WORK INSTRUCTIONS. Take the entries below and retype them exactly.

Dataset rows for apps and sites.
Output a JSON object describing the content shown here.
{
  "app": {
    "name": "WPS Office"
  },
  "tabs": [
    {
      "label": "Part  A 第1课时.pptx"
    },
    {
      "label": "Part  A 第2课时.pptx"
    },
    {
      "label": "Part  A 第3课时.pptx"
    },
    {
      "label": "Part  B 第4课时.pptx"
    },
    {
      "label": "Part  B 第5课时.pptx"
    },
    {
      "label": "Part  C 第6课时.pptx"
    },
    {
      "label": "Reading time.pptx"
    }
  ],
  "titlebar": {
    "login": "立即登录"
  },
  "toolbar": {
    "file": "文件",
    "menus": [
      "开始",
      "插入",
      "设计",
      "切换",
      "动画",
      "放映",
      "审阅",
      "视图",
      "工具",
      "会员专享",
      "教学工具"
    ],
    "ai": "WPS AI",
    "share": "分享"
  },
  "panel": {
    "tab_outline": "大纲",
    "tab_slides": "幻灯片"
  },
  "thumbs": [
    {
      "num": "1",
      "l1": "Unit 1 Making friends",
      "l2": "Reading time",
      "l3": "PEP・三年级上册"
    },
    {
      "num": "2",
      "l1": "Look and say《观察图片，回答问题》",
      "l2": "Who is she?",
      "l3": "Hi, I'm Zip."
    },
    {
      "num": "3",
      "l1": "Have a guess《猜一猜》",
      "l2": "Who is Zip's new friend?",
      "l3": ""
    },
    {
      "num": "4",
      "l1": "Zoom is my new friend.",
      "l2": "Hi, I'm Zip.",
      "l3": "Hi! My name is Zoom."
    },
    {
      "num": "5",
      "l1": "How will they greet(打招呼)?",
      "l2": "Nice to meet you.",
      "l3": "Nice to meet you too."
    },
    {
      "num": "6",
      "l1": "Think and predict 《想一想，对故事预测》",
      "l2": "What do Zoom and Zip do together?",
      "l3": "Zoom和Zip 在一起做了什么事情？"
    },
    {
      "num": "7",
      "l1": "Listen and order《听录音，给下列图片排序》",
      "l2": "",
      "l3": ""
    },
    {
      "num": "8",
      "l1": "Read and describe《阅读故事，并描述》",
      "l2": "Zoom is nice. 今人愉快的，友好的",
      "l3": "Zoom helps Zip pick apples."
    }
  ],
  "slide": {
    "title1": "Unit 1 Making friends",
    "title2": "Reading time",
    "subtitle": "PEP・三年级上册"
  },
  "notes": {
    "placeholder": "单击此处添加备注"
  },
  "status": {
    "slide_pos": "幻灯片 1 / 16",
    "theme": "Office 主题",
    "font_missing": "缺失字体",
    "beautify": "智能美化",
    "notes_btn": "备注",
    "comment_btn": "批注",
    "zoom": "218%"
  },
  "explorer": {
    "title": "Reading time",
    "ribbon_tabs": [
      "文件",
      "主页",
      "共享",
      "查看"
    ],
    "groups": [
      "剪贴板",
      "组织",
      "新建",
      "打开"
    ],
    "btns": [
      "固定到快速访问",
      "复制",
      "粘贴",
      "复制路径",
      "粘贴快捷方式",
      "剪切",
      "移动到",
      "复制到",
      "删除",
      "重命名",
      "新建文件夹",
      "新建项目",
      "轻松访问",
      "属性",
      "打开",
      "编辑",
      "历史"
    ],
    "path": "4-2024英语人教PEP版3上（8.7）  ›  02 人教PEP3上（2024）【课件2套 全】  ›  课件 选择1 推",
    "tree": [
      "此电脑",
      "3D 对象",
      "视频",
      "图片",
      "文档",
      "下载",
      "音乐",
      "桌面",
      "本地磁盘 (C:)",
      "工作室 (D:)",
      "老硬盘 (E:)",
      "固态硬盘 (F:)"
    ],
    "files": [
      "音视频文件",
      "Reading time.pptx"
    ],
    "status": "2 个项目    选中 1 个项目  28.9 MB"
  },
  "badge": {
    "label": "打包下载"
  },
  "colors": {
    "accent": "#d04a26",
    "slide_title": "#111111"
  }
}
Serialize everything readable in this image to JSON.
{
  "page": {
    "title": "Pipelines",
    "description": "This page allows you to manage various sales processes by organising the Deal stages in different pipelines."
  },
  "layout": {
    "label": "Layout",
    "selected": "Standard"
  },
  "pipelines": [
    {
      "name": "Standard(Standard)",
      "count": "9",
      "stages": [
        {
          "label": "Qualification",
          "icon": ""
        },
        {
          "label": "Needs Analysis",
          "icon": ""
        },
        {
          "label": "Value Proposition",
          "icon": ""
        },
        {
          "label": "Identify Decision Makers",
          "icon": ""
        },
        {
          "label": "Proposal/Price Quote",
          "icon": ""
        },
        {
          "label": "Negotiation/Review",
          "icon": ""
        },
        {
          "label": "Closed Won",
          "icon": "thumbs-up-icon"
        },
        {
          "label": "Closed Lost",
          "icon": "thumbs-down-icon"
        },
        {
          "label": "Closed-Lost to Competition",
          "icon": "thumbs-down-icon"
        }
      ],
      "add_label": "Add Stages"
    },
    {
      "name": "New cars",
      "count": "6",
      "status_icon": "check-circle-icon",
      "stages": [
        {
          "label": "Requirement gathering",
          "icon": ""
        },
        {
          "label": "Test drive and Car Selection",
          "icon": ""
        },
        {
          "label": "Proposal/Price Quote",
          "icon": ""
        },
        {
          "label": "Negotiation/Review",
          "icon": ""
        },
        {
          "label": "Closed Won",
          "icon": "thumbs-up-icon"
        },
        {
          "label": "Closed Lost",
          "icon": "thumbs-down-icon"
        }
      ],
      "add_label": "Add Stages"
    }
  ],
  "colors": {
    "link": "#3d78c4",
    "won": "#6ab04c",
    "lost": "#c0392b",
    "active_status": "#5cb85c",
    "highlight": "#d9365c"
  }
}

ANSWER TO THIS TASK.
Output a JSON object describing the content shown here.
{
  "app": {
    "name": "WPS Office"
  },
  "tabs": [
    {
      "label": "Part  A 第1课时.pptx"
    },
    {
      "label": "Part  A 第2课时.pptx"
    },
    {
      "label": "Part  A 第3课时.pptx"
    },
    {
      "label": "Part  B 第4课时.pptx"
    },
    {
      "label": "Part  B 第5课时.pptx"
    },
    {
      "label": "Part  C 第6课时.pptx"
    },
    {
      "label": "Reading time.pptx"
    }
  ],
  "titlebar": {
    "login": "立即登录"
  },
  "toolbar": {
    "file": "文件",
    "menus": [
      "开始",
      "插入",
      "设计",
      "切换",
      "动画",
      "放映",
      "审阅",
      "视图",
      "工具",
      "会员专享",
      "教学工具"
    ],
    "ai": "WPS AI",
    "share": "分享"
  },
  "panel": {
    "tab_outline": "大纲",
    "tab_slides": "幻灯片"
  },
  "thumbs": [
    {
      "num": "1",
      "l1": "Unit 1 Making friends",
      "l2": "Reading time",
      "l3": "PEP・三年级上册"
    },
    {
      "num": "2",
      "l1": "Look and say《观察图片，回答问题》",
      "l2": "Who is she?",
      "l3": "Hi, I'm Zip."
    },
    {
      "num": "3",
      "l1": "Have a guess《猜一猜》",
      "l2": "Who is Zip's new friend?",
      "l3": ""
    },
    {
      "num": "4",
      "l1": "Zoom is my new friend.",
      "l2": "Hi, I'm Zip.",
      "l3": "Hi! My name is Zoom."
    },
    {
      "num": "5",
      "l1": "How will they greet(打招呼)?",
      "l2": "Nice to meet you.",
      "l3": "Nice to meet you too."
    },
    {
      "num": "6",
      "l1": "Think and predict 《想一想，对故事预测》",
      "l2": "What do Zoom and Zip do together?",
      "l3": "Zoom和Zip 在一起做了什么事情？"
    },
    {
      "num": "7",
      "l1": "Listen and order《听录音，给下列图片排序》",
      "l2": "",
      "l3": ""
    },
    {
      "num": "8",
      "l1": "Read and describe《阅读故事，并描述》",
      "l2": "Zoom is nice. 今人愉快的，友好的",
      "l3": "Zoom helps Zip pick apples."
    }
  ],
  "slide": {
    "title1": "Unit 1 Making friends",
    "title2": "Reading time",
    "subtitle": "PEP・三年级上册"
  },
  "notes": {
    "placeholder": "单击此处添加备注"
  },
  "status": {
    "slide_pos": "幻灯片 1 / 16",
    "theme": "Office 主题",
    "font_missing": "缺失字体",
    "beautify": "智能美化",
    "notes_btn": "备注",
    "comment_btn": "批注",
    "zoom": "218%"
  },
  "explorer": {
    "title": "Reading time",
    "ribbon_tabs": [
      "文件",
      "主页",
      "共享",
      "查看"
    ],
    "groups": [
      "剪贴板",
      "组织",
      "新建",
      "打开"
    ],
    "btns": [
      "固定到快速访问",
      "复制",
      "粘贴",
      "复制路径",
      "粘贴快捷方式",
      "剪切",
      "移动到",
      "复制到",
      "删除",
      "重命名",
      "新建文件夹",
      "新建项目",
      "轻松访问",
      "属性",
      "打开",
      "编辑",
      "历史"
    ],
    "path": "4-2024英语人教PEP版3上（8.7）  ›  02 人教PEP3上（2024）【课件2套 全】  ›  课件 选择1 推",
    "tree": [
      "此电脑",
      "3D 对象",
      "视频",
      "图片",
      "文档",
      "下载",
      "音乐",
      "桌面",
      "本地磁盘 (C:)",
      "工作室 (D:)",
      "老硬盘 (E:)",
      "固态硬盘 (F:)"
    ],
    "files": [
      "音视频文件",
      "Reading time.pptx"
    ],
    "status": "2 个项目    选中 1 个项目  28.9 MB"
  },
  "badge": {
    "label": "打包下载"
  },
  "colors": {
    "accent": "#d04a26",
    "slide_title": "#111111"
  }
}
Serialize everything readable in this image to JSON.
{
  "page": {
    "title": "Pipelines",
    "description": "This page allows you to manage various sales processes by organising the Deal stages in different pipelines."
  },
  "layout": {
    "label": "Layout",
    "selected": "Standard"
  },
  "pipelines": [
    {
      "name": "Standard(Standard)",
      "count": "9",
      "stages": [
        {
          "label": "Qualification",
          "icon": ""
        },
        {
          "label": "Needs Analysis",
          "icon": ""
        },
        {
          "label": "Value Proposition",
          "icon": ""
        },
        {
          "label": "Identify Decision Makers",
          "icon": ""
        },
        {
          "label": "Proposal/Price Quote",
          "icon": ""
        },
        {
          "label": "Negotiation/Review",
          "icon": ""
        },
        {
          "label": "Closed Won",
          "icon": "thumbs-up-icon"
        },
        {
          "label": "Closed Lost",
          "icon": "thumbs-down-icon"
        },
        {
          "label": "Closed-Lost to Competition",
          "icon": "thumbs-down-icon"
        }
      ],
      "add_label": "Add Stages"
    },
    {
      "name": "New cars",
      "count": "6",
      "status_icon": "check-circle-icon",
      "stages": [
        {
          "label": "Requirement gathering",
          "icon": ""
        },
        {
          "label": "Test drive and Car Selection",
          "icon": ""
        },
        {
          "label": "Proposal/Price Quote",
          "icon": ""
        },
        {
          "label": "Negotiation/Review",
          "icon": ""
        },
        {
          "label": "Closed Won",
          "icon": "thumbs-up-icon"
        },
        {
          "label": "Closed Lost",
          "icon": "thumbs-down-icon"
        }
      ],
      "add_label": "Add Stages"
    }
  ],
  "colors": {
    "link": "#3d78c4",
    "won": "#6ab04c",
    "lost": "#c0392b",
    "active_status": "#5cb85c",
    "highlight": "#d9365c"
  }
}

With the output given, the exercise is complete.